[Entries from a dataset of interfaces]
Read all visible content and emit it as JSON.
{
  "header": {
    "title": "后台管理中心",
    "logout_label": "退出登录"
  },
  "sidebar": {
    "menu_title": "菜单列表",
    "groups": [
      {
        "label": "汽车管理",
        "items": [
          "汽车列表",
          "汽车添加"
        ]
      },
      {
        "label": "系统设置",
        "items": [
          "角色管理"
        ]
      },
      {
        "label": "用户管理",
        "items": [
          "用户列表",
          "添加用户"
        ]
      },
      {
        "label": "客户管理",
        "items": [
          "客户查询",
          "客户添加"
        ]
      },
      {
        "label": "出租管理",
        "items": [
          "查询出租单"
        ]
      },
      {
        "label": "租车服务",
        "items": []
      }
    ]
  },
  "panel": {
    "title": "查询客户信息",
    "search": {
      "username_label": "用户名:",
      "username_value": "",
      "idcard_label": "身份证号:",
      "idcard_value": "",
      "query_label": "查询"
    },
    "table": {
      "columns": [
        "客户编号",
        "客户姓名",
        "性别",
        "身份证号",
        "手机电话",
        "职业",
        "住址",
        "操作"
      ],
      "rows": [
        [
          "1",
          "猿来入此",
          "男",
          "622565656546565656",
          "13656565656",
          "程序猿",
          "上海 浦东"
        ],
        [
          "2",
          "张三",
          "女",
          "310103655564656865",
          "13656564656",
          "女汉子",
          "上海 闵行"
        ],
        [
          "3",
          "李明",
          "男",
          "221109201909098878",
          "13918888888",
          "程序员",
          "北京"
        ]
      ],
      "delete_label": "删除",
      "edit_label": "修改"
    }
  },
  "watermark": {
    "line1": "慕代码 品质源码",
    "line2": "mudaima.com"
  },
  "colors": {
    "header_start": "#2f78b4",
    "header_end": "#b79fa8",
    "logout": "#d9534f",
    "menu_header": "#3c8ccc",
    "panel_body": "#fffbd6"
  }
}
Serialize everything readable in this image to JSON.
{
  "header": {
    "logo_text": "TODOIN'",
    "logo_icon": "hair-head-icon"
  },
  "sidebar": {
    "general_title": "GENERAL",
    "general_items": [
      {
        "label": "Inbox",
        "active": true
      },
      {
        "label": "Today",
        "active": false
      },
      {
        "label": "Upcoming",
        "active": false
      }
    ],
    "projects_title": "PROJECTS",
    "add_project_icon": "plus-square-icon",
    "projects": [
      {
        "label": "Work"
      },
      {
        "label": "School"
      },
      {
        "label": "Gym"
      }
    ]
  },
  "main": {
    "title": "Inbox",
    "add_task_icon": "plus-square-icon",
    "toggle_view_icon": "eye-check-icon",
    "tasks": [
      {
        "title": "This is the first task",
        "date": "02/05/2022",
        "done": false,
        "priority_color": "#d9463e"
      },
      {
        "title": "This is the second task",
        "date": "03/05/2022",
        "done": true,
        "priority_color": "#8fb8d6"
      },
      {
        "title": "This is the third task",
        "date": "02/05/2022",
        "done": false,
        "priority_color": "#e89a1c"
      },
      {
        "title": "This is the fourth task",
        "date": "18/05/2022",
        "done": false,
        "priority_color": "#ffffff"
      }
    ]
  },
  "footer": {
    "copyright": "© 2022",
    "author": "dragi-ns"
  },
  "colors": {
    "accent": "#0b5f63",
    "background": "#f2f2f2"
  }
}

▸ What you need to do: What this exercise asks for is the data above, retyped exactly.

▸ Task answer:
Read all visible content and emit it as JSON.
{
  "header": {
    "title": "后台管理中心",
    "logout_label": "退出登录"
  },
  "sidebar": {
    "menu_title": "菜单列表",
    "groups": [
      {
        "label": "汽车管理",
        "items": [
          "汽车列表",
          "汽车添加"
        ]
      },
      {
        "label": "系统设置",
        "items": [
          "角色管理"
        ]
      },
      {
        "label": "用户管理",
        "items": [
          "用户列表",
          "添加用户"
        ]
      },
      {
        "label": "客户管理",
        "items": [
          "客户查询",
          "客户添加"
        ]
      },
      {
        "label": "出租管理",
        "items": [
          "查询出租单"
        ]
      },
      {
        "label": "租车服务",
        "items": []
      }
    ]
  },
  "panel": {
    "title": "查询客户信息",
    "search": {
      "username_label": "用户名:",
      "username_value": "",
      "idcard_label": "身份证号:",
      "idcard_value": "",
      "query_label": "查询"
    },
    "table": {
      "columns": [
        "客户编号",
        "客户姓名",
        "性别",
        "身份证号",
        "手机电话",
        "职业",
        "住址",
        "操作"
      ],
      "rows": [
        [
          "1",
          "猿来入此",
          "男",
          "622565656546565656",
          "13656565656",
          "程序猿",
          "上海 浦东"
        ],
        [
          "2",
          "张三",
          "女",
          "310103655564656865",
          "13656564656",
          "女汉子",
          "上海 闵行"
        ],
        [
          "3",
          "李明",
          "男",
          "221109201909098878",
          "13918888888",
          "程序员",
          "北京"
        ]
      ],
      "delete_label": "删除",
      "edit_label": "修改"
    }
  },
  "watermark": {
    "line1": "慕代码 品质源码",
    "line2": "mudaima.com"
  },
  "colors": {
    "header_start": "#2f78b4",
    "header_end": "#b79fa8",
    "logout": "#d9534f",
    "menu_header": "#3c8ccc",
    "panel_body": "#fffbd6"
  }
}
Serialize everything readable in this image to JSON.
{
  "header": {
    "logo_text": "TODOIN'",
    "logo_icon": "hair-head-icon"
  },
  "sidebar": {
    "general_title": "GENERAL",
    "general_items": [
      {
        "label": "Inbox",
        "active": true
      },
      {
        "label": "Today",
        "active": false
      },
      {
        "label": "Upcoming",
        "active": false
      }
    ],
    "projects_title": "PROJECTS",
    "add_project_icon": "plus-square-icon",
    "projects": [
      {
        "label": "Work"
      },
      {
        "label": "School"
      },
      {
        "label": "Gym"
      }
    ]
  },
  "main": {
    "title": "Inbox",
    "add_task_icon": "plus-square-icon",
    "toggle_view_icon": "eye-check-icon",
    "tasks": [
      {
        "title": "This is the first task",
        "date": "02/05/2022",
        "done": false,
        "priority_color": "#d9463e"
      },
      {
        "title": "This is the second task",
        "date": "03/05/2022",
        "done": true,
        "priority_color": "#8fb8d6"
      },
      {
        "title": "This is the third task",
        "date": "02/05/2022",
        "done": false,
        "priority_color": "#e89a1c"
      },
      {
        "title": "This is the fourth task",
        "date": "18/05/2022",
        "done": false,
        "priority_color": "#ffffff"
      }
    ]
  },
  "footer": {
    "copyright": "© 2022",
    "author": "dragi-ns"
  },
  "colors": {
    "accent": "#0b5f63",
    "background": "#f2f2f2"
  }
}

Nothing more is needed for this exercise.